Michelle Martin

Bumps and bruises

Sunday, March 27, 2011

I remember the way Teresa looked when she was a small infant — little hair, no teeth, soft, porcelain skin without a mark on it.

No more. While she’s still (and always will be) my baby girl, her hair is long enough to need a barrette to keep it out of her eyes, she’s got lots of teeth with more coming each day, and her skin, especially on her shins, is covered with black and blue marks.

The bruises are small and not deep, popping up and fading every few days. She doesn’t seem to notice them, and I’m not worried about them. Quite the opposite; they make me smile.

Those are the bruises a toddler wears as a badge of honor, finally able to get around well enough that she is encountering some of the literal stumbling blocks in her world. They come from running into the furniture, falling down, crawling over rough ground, and dropping books and blocks.
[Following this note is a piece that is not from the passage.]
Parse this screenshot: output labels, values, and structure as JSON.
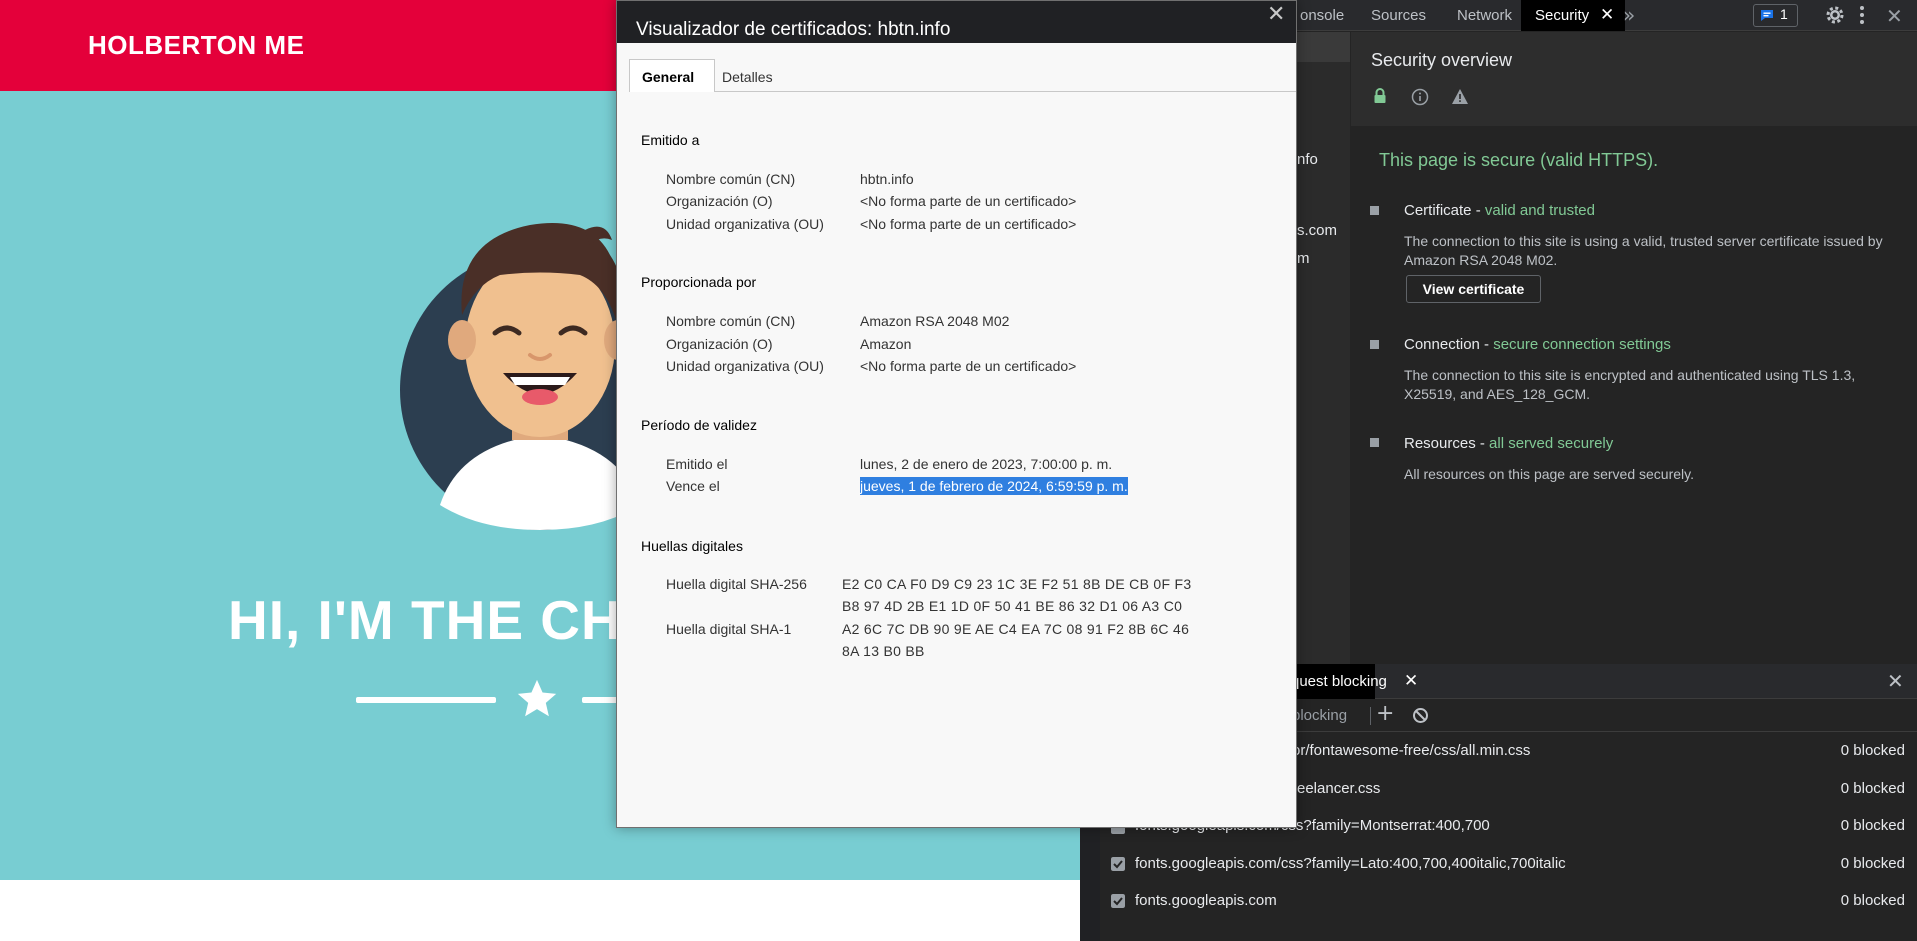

Sure, I do what I can to help her avoid any unnecessary pain and suffering, but these little bruises usually come when she is so intent on what she is doing (or trying to do) that she doesn’t feel them. They don’t come with physical suffering — only the frustration when it’s difficult to master something and the joy when it finally happens.

Still not a steady independent walker, Teresa has learned to get from one end of the house to the other with a hand on a chair, a table, a wall, in the blink of an eye. If there is no convenient handhold, she’ll move a chair over; if that doesn’t work, she’ll take a step or two or crawl. Makes no difference to her, as long as she gets where she wants to go.
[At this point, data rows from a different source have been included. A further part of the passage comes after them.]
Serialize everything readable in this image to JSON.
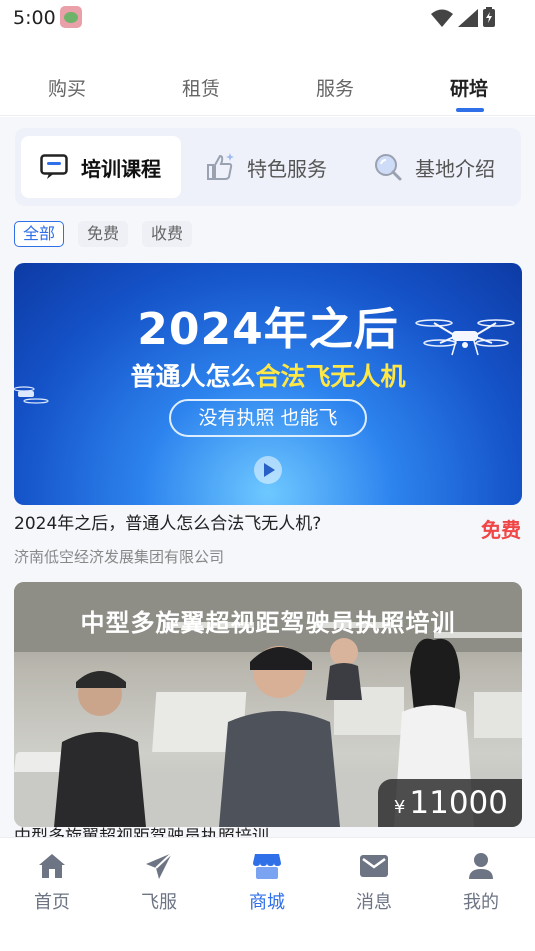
{
  "status_bar": {
    "time": "5:00"
  },
  "top_tabs": [
    {
      "label": "购买"
    },
    {
      "label": "租赁"
    },
    {
      "label": "服务"
    },
    {
      "label": "研培"
    }
  ],
  "active_top_tab": "研培",
  "categories": [
    {
      "label": "培训课程",
      "icon": "chat-icon",
      "active": true
    },
    {
      "label": "特色服务",
      "icon": "thumbs-up-icon",
      "active": false
    },
    {
      "label": "基地介绍",
      "icon": "magnifier-icon",
      "active": false
    }
  ],
  "filters": [
    {
      "label": "全部",
      "active": true
    },
    {
      "label": "免费",
      "active": false
    },
    {
      "label": "收费",
      "active": false
    }
  ],
  "courses": [
    {
      "banner_title": "2024年之后",
      "banner_sub_before": "普通人怎么",
      "banner_sub_highlight": "合法飞无人机",
      "banner_pill": "没有执照 也能飞",
      "title": "2024年之后，普通人怎么合法飞无人机?",
      "price": "免费",
      "org": "济南低空经济发展集团有限公司"
    },
    {
      "banner_title": "中型多旋翼超视距驾驶员执照培训",
      "price_currency": "¥",
      "price_amount": "11000",
      "title": "中型多旋翼超视距驾驶员执照培训"
    }
  ],
  "bottom_nav": [
    {
      "label": "首页",
      "icon": "home-icon"
    },
    {
      "label": "飞服",
      "icon": "paper-plane-icon"
    },
    {
      "label": "商城",
      "icon": "store-icon"
    },
    {
      "label": "消息",
      "icon": "envelope-icon"
    },
    {
      "label": "我的",
      "icon": "user-icon"
    }
  ],
  "active_bottom_nav": "商城",
  "colors": {
    "accent": "#2f6fe8",
    "price_free": "#f04646",
    "nav_inactive": "#6d7484"
  }
}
The real pain comes when where-shewants- to-go is somewhere she just can’t be, like playing with the stove or dumping her big sister’s beads out of their containers. So we try to head her off, nudge her in a different direction — see, it’s so much more fun to bang on a metal bowl with a wooden spoon.

We can discuss parental suffering another time. Just let me say that I am grateful for the industrial size bottles of ibuprofen at Costco.

Fortunately, any tendencies I may have had to want a neat, organized home have long given way to sharing limited living space with a husband, children and pets. Sippy cup on the floor? Check for dog hair and rinse it off. Baby eating the dog’s food? Clean it up (because by the time she’s got it in her mouth, she’s spilled it all over the floor), put it out of reach and be glad our dog is willing to share.

The bumps and bruises she suffers as she grows up will no doubt be more painful — especially the emotional ones — but for now, I’m going to celebrate the ones she has.